## ACTIVITY
Your reply should be the following data, copied exactly.

## DATA
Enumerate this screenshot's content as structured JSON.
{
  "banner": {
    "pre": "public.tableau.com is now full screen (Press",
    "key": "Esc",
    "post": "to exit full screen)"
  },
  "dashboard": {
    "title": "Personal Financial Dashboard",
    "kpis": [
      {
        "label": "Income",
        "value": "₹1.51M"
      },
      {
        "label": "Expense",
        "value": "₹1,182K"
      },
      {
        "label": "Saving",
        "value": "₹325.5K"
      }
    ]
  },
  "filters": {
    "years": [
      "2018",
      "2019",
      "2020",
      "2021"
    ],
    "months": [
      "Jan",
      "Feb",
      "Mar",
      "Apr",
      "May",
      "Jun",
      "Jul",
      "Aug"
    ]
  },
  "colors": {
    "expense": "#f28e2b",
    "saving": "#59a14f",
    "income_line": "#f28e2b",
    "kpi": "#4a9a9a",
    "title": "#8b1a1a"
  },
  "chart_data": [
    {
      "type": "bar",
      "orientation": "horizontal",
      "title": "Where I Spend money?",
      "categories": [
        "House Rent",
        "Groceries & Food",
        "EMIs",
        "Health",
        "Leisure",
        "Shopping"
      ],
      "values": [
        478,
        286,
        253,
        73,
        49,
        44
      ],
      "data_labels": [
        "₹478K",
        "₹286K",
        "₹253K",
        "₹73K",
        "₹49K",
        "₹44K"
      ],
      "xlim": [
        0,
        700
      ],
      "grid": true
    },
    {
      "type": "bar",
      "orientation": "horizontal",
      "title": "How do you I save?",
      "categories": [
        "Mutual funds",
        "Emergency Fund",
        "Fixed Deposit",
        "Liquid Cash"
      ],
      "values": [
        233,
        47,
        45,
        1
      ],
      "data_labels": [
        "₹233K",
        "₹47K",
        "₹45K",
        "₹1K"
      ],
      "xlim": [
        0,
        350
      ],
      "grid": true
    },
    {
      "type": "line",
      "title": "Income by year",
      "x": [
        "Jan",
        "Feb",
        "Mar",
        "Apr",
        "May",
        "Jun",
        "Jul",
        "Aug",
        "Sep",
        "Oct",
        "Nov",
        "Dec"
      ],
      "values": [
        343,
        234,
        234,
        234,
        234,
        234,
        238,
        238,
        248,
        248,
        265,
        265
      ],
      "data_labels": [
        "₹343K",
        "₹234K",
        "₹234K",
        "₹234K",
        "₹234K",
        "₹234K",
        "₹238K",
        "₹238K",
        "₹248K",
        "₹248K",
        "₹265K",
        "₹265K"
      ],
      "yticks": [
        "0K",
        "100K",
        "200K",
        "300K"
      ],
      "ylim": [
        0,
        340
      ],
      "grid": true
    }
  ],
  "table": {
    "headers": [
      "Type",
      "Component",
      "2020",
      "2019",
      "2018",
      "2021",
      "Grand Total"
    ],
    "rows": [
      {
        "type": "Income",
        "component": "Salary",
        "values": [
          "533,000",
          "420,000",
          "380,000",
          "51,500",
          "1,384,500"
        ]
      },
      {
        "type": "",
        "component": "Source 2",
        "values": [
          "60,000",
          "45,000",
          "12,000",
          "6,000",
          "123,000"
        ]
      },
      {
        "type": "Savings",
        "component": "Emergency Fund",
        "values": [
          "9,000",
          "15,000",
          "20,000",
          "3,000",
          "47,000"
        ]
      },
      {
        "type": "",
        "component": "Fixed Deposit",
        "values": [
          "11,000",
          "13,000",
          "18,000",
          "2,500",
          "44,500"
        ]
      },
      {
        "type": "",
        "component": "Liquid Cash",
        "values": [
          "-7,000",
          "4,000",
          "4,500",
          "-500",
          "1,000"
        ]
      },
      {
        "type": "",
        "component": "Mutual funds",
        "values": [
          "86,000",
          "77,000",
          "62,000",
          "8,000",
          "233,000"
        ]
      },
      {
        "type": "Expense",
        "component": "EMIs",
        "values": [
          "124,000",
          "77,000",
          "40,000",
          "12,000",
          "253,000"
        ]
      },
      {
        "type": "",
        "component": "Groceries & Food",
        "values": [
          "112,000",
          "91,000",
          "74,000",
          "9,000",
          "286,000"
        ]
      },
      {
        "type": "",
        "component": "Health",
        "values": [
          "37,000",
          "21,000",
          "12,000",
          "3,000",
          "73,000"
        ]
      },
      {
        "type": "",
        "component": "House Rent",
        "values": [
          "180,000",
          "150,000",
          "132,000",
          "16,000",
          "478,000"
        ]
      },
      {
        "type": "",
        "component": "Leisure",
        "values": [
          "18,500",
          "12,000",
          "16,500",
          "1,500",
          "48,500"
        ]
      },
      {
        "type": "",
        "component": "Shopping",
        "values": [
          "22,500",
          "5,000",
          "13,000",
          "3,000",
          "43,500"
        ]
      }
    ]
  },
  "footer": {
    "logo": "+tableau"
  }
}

## SOLUTION TO THIS PROBLEM
Enumerate this screenshot's content as structured JSON.
{
  "banner": {
    "pre": "public.tableau.com is now full screen (Press",
    "key": "Esc",
    "post": "to exit full screen)"
  },
  "dashboard": {
    "title": "Personal Financial Dashboard",
    "kpis": [
      {
        "label": "Income",
        "value": "₹1.51M"
      },
      {
        "label": "Expense",
        "value": "₹1,182K"
      },
      {
        "label": "Saving",
        "value": "₹325.5K"
      }
    ]
  },
  "filters": {
    "years": [
      "2018",
      "2019",
      "2020",
      "2021"
    ],
    "months": [
      "Jan",
      "Feb",
      "Mar",
      "Apr",
      "May",
      "Jun",
      "Jul",
      "Aug"
    ]
  },
  "colors": {
    "expense": "#f28e2b",
    "saving": "#59a14f",
    "income_line": "#f28e2b",
    "kpi": "#4a9a9a",
    "title": "#8b1a1a"
  },
  "chart_data": [
    {
      "type": "bar",
      "orientation": "horizontal",
      "title": "Where I Spend money?",
      "categories": [
        "House Rent",
        "Groceries & Food",
        "EMIs",
        "Health",
        "Leisure",
        "Shopping"
      ],
      "values": [
        478,
        286,
        253,
        73,
        49,
        44
      ],
      "data_labels": [
        "₹478K",
        "₹286K",
        "₹253K",
        "₹73K",
        "₹49K",
        "₹44K"
      ],
      "xlim": [
        0,
        700
      ],
      "grid": true
    },
    {
      "type": "bar",
      "orientation": "horizontal",
      "title": "How do you I save?",
      "categories": [
        "Mutual funds",
        "Emergency Fund",
        "Fixed Deposit",
        "Liquid Cash"
      ],
      "values": [
        233,
        47,
        45,
        1
      ],
      "data_labels": [
        "₹233K",
        "₹47K",
        "₹45K",
        "₹1K"
      ],
      "xlim": [
        0,
        350
      ],
      "grid": true
    },
    {
      "type": "line",
      "title": "Income by year",
      "x": [
        "Jan",
        "Feb",
        "Mar",
        "Apr",
        "May",
        "Jun",
        "Jul",
        "Aug",
        "Sep",
        "Oct",
        "Nov",
        "Dec"
      ],
      "values": [
        343,
        234,
        234,
        234,
        234,
        234,
        238,
        238,
        248,
        248,
        265,
        265
      ],
      "data_labels": [
        "₹343K",
        "₹234K",
        "₹234K",
        "₹234K",
        "₹234K",
        "₹234K",
        "₹238K",
        "₹238K",
        "₹248K",
        "₹248K",
        "₹265K",
        "₹265K"
      ],
      "yticks": [
        "0K",
        "100K",
        "200K",
        "300K"
      ],
      "ylim": [
        0,
        340
      ],
      "grid": true
    }
  ],
  "table": {
    "headers": [
      "Type",
      "Component",
      "2020",
      "2019",
      "2018",
      "2021",
      "Grand Total"
    ],
    "rows": [
      {
        "type": "Income",
        "component": "Salary",
        "values": [
          "533,000",
          "420,000",
          "380,000",
          "51,500",
          "1,384,500"
        ]
      },
      {
        "type": "",
        "component": "Source 2",
        "values": [
          "60,000",
          "45,000",
          "12,000",
          "6,000",
          "123,000"
        ]
      },
      {
        "type": "Savings",
        "component": "Emergency Fund",
        "values": [
          "9,000",
          "15,000",
          "20,000",
          "3,000",
          "47,000"
        ]
      },
      {
        "type": "",
        "component": "Fixed Deposit",
        "values": [
          "11,000",
          "13,000",
          "18,000",
          "2,500",
          "44,500"
        ]
      },
      {
        "type": "",
        "component": "Liquid Cash",
        "values": [
          "-7,000",
          "4,000",
          "4,500",
          "-500",
          "1,000"
        ]
      },
      {
        "type": "",
        "component": "Mutual funds",
        "values": [
          "86,000",
          "77,000",
          "62,000",
          "8,000",
          "233,000"
        ]
      },
      {
        "type": "Expense",
        "component": "EMIs",
        "values": [
          "124,000",
          "77,000",
          "40,000",
          "12,000",
          "253,000"
        ]
      },
      {
        "type": "",
        "component": "Groceries & Food",
        "values": [
          "112,000",
          "91,000",
          "74,000",
          "9,000",
          "286,000"
        ]
      },
      {
        "type": "",
        "component": "Health",
        "values": [
          "37,000",
          "21,000",
          "12,000",
          "3,000",
          "73,000"
        ]
      },
      {
        "type": "",
        "component": "House Rent",
        "values": [
          "180,000",
          "150,000",
          "132,000",
          "16,000",
          "478,000"
        ]
      },
      {
        "type": "",
        "component": "Leisure",
        "values": [
          "18,500",
          "12,000",
          "16,500",
          "1,500",
          "48,500"
        ]
      },
      {
        "type": "",
        "component": "Shopping",
        "values": [
          "22,500",
          "5,000",
          "13,000",
          "3,000",
          "43,500"
        ]
      }
    ]
  },
  "footer": {
    "logo": "+tableau"
  }
}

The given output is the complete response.